- Exercise -
Since the pictures are not wanted, copy only the text of every record exactly.
+++
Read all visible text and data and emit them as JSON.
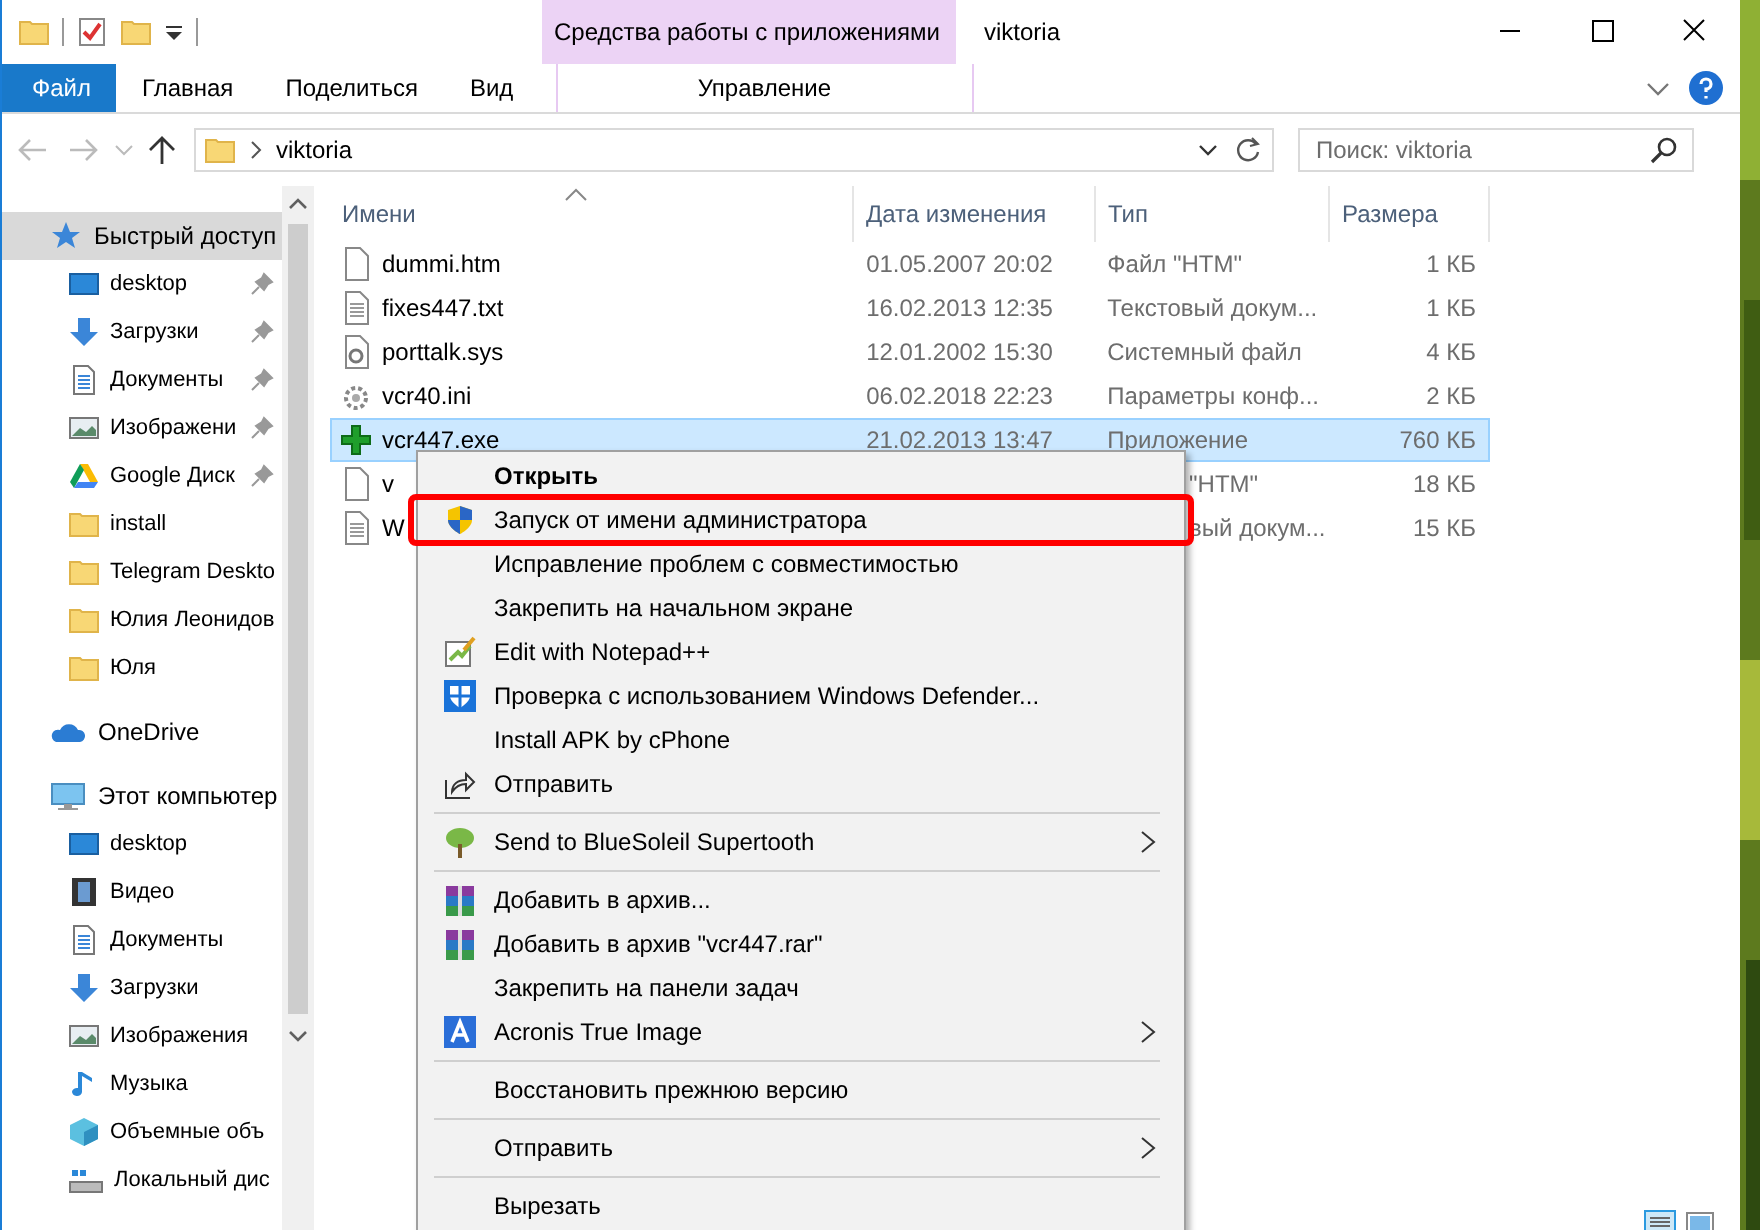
{
  "window": {
    "title": "viktoria",
    "context_group": "Средства работы с приложениями"
  },
  "ribbon": {
    "tabs": [
      {
        "label": "Файл",
        "kind": "file",
        "selected": false
      },
      {
        "label": "Главная",
        "kind": "tab",
        "selected": false
      },
      {
        "label": "Поделиться",
        "kind": "tab",
        "selected": false
      },
      {
        "label": "Вид",
        "kind": "tab",
        "selected": false
      },
      {
        "label": "Управление",
        "kind": "context",
        "selected": false
      }
    ]
  },
  "address": {
    "path": "viktoria",
    "search_placeholder": "Поиск: viktoria"
  },
  "sidebar": {
    "items": [
      {
        "label": "Быстрый доступ",
        "selected": true,
        "children": [
          {
            "label": "desktop",
            "pinned": true,
            "selected": false
          },
          {
            "label": "Загрузки",
            "pinned": true,
            "selected": false
          },
          {
            "label": "Документы",
            "pinned": true,
            "selected": false
          },
          {
            "label": "Изображени",
            "pinned": true,
            "selected": false
          },
          {
            "label": "Google Диск",
            "pinned": true,
            "selected": false
          },
          {
            "label": "install",
            "pinned": false,
            "selected": false
          },
          {
            "label": "Telegram Deskto",
            "pinned": false,
            "selected": false
          },
          {
            "label": "Юлия Леонидов",
            "pinned": false,
            "selected": false
          },
          {
            "label": "Юля",
            "pinned": false,
            "selected": false
          }
        ]
      },
      {
        "label": "OneDrive",
        "selected": false
      },
      {
        "label": "Этот компьютер",
        "selected": false,
        "children": [
          {
            "label": "desktop",
            "selected": false
          },
          {
            "label": "Видео",
            "selected": false
          },
          {
            "label": "Документы",
            "selected": false
          },
          {
            "label": "Загрузки",
            "selected": false
          },
          {
            "label": "Изображения",
            "selected": false
          },
          {
            "label": "Музыка",
            "selected": false
          },
          {
            "label": "Объемные объ",
            "selected": false
          },
          {
            "label": "Локальный дис",
            "selected": false
          }
        ]
      }
    ]
  },
  "table": {
    "columns": [
      "Имени",
      "Дата изменения",
      "Тип",
      "Размера"
    ],
    "rows": [
      {
        "name": "dummi.htm",
        "date": "01.05.2007 20:02",
        "type": "Файл \"HTM\"",
        "size": "1 КБ",
        "selected": false
      },
      {
        "name": "fixes447.txt",
        "date": "16.02.2013 12:35",
        "type": "Текстовый докум...",
        "size": "1 КБ",
        "selected": false
      },
      {
        "name": "porttalk.sys",
        "date": "12.01.2002 15:30",
        "type": "Системный файл",
        "size": "4 КБ",
        "selected": false
      },
      {
        "name": "vcr40.ini",
        "date": "06.02.2018 22:23",
        "type": "Параметры конф...",
        "size": "2 КБ",
        "selected": false
      },
      {
        "name": "vcr447.exe",
        "date": "21.02.2013 13:47",
        "type": "Приложение",
        "size": "760 КБ",
        "selected": true
      },
      {
        "name": "v",
        "type": "\"HTM\"",
        "size": "18 КБ",
        "selected": false
      },
      {
        "name": "W",
        "type": "вый докум...",
        "size": "15 КБ",
        "selected": false
      }
    ]
  },
  "context_menu": {
    "groups": [
      [
        {
          "label": "Открыть",
          "bold": true,
          "highlighted": false
        },
        {
          "label": "Запуск от имени администратора",
          "bold": false,
          "highlighted": true
        },
        {
          "label": "Исправление проблем с совместимостью",
          "bold": false,
          "highlighted": false
        },
        {
          "label": "Закрепить на начальном экране",
          "bold": false,
          "highlighted": false
        },
        {
          "label": "Edit with Notepad++",
          "bold": false,
          "highlighted": false
        },
        {
          "label": "Проверка с использованием Windows Defender...",
          "bold": false,
          "highlighted": false
        },
        {
          "label": "Install APK by cPhone",
          "bold": false,
          "highlighted": false
        },
        {
          "label": "Отправить",
          "bold": false,
          "highlighted": false
        }
      ],
      [
        {
          "label": "Send to BlueSoleil Supertooth",
          "bold": false,
          "highlighted": false,
          "submenu": true
        }
      ],
      [
        {
          "label": "Добавить в архив...",
          "bold": false,
          "highlighted": false
        },
        {
          "label": "Добавить в архив \"vcr447.rar\"",
          "bold": false,
          "highlighted": false
        },
        {
          "label": "Закрепить на панели задач",
          "bold": false,
          "highlighted": false
        },
        {
          "label": "Acronis True Image",
          "bold": false,
          "highlighted": false,
          "submenu": true
        }
      ],
      [
        {
          "label": "Восстановить прежнюю версию",
          "bold": false,
          "highlighted": false
        }
      ],
      [
        {
          "label": "Отправить",
          "bold": false,
          "highlighted": false,
          "submenu": true
        }
      ],
      [
        {
          "label": "Вырезать",
          "bold": false,
          "highlighted": false
        }
      ]
    ]
  }
}
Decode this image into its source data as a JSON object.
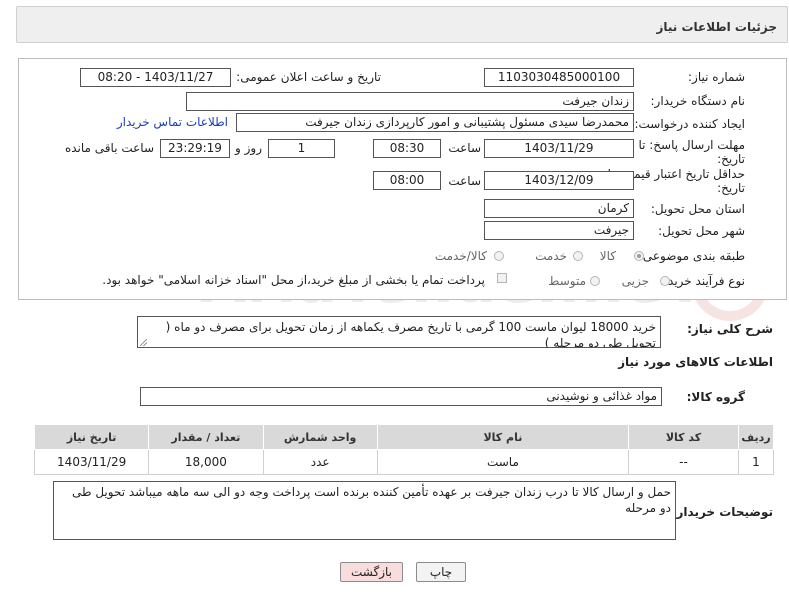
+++
- Result for this task -
Read all visible text and data and emit them as JSON.
{
  "window": {
    "title": "viktoria",
    "context_group": "Средства работы с приложениями"
  },
  "ribbon": {
    "tabs": [
      {
        "label": "Файл",
        "kind": "file",
        "selected": false
      },
      {
        "label": "Главная",
        "kind": "tab",
        "selected": false
      },
      {
        "label": "Поделиться",
        "kind": "tab",
        "selected": false
      },
      {
        "label": "Вид",
        "kind": "tab",
        "selected": false
      },
      {
        "label": "Управление",
        "kind": "context",
        "selected": false
      }
    ]
  },
  "address": {
    "path": "viktoria",
    "search_placeholder": "Поиск: viktoria"
  },
  "sidebar": {
    "items": [
      {
        "label": "Быстрый доступ",
        "selected": true,
        "children": [
          {
            "label": "desktop",
            "pinned": true,
            "selected": false
          },
          {
            "label": "Загрузки",
            "pinned": true,
            "selected": false
          },
          {
            "label": "Документы",
            "pinned": true,
            "selected": false
          },
          {
            "label": "Изображени",
            "pinned": true,
            "selected": false
          },
          {
            "label": "Google Диск",
            "pinned": true,
            "selected": false
          },
          {
            "label": "install",
            "pinned": false,
            "selected": false
          },
          {
            "label": "Telegram Deskto",
            "pinned": false,
            "selected": false
          },
          {
            "label": "Юлия Леонидов",
            "pinned": false,
            "selected": false
          },
          {
            "label": "Юля",
            "pinned": false,
            "selected": false
          }
        ]
      },
      {
        "label": "OneDrive",
        "selected": false
      },
      {
        "label": "Этот компьютер",
        "selected": false,
        "children": [
          {
            "label": "desktop",
            "selected": false
          },
          {
            "label": "Видео",
            "selected": false
          },
          {
            "label": "Документы",
            "selected": false
          },
          {
            "label": "Загрузки",
            "selected": false
          },
          {
            "label": "Изображения",
            "selected": false
          },
          {
            "label": "Музыка",
            "selected": false
          },
          {
            "label": "Объемные объ",
            "selected": false
          },
          {
            "label": "Локальный дис",
            "selected": false
          }
        ]
      }
    ]
  },
  "table": {
    "columns": [
      "Имени",
      "Дата изменения",
      "Тип",
      "Размера"
    ],
    "rows": [
      {
        "name": "dummi.htm",
        "date": "01.05.2007 20:02",
        "type": "Файл \"HTM\"",
        "size": "1 КБ",
        "selected": false
      },
      {
        "name": "fixes447.txt",
        "date": "16.02.2013 12:35",
        "type": "Текстовый докум...",
        "size": "1 КБ",
        "selected": false
      },
      {
        "name": "porttalk.sys",
        "date": "12.01.2002 15:30",
        "type": "Системный файл",
        "size": "4 КБ",
        "selected": false
      },
      {
        "name": "vcr40.ini",
        "date": "06.02.2018 22:23",
        "type": "Параметры конф...",
        "size": "2 КБ",
        "selected": false
      },
      {
        "name": "vcr447.exe",
        "date": "21.02.2013 13:47",
        "type": "Приложение",
        "size": "760 КБ",
        "selected": true
      },
      {
        "name": "v",
        "type": "\"HTM\"",
        "size": "18 КБ",
        "selected": false
      },
      {
        "name": "W",
        "type": "вый докум...",
        "size": "15 КБ",
        "selected": false
      }
    ]
  },
  "context_menu": {
    "groups": [
      [
        {
          "label": "Открыть",
          "bold": true,
          "highlighted": false
        },
        {
          "label": "Запуск от имени администратора",
          "bold": false,
          "highlighted": true
        },
        {
          "label": "Исправление проблем с совместимостью",
          "bold": false,
          "highlighted": false
        },
        {
          "label": "Закрепить на начальном экране",
          "bold": false,
          "highlighted": false
        },
        {
          "label": "Edit with Notepad++",
          "bold": false,
          "highlighted": false
        },
        {
          "label": "Проверка с использованием Windows Defender...",
          "bold": false,
          "highlighted": false
        },
        {
          "label": "Install APK by cPhone",
          "bold": false,
          "highlighted": false
        },
        {
          "label": "Отправить",
          "bold": false,
          "highlighted": false
        }
      ],
      [
        {
          "label": "Send to BlueSoleil Supertooth",
          "bold": false,
          "highlighted": false,
          "submenu": true
        }
      ],
      [
        {
          "label": "Добавить в архив...",
          "bold": false,
          "highlighted": false
        },
        {
          "label": "Добавить в архив \"vcr447.rar\"",
          "bold": false,
          "highlighted": false
        },
        {
          "label": "Закрепить на панели задач",
          "bold": false,
          "highlighted": false
        },
        {
          "label": "Acronis True Image",
          "bold": false,
          "highlighted": false,
          "submenu": true
        }
      ],
      [
        {
          "label": "Восстановить прежнюю версию",
          "bold": false,
          "highlighted": false
        }
      ],
      [
        {
          "label": "Отправить",
          "bold": false,
          "highlighted": false,
          "submenu": true
        }
      ],
      [
        {
          "label": "Вырезать",
          "bold": false,
          "highlighted": false
        }
      ]
    ]
  }
}
Decode this image into its source data as a JSON object.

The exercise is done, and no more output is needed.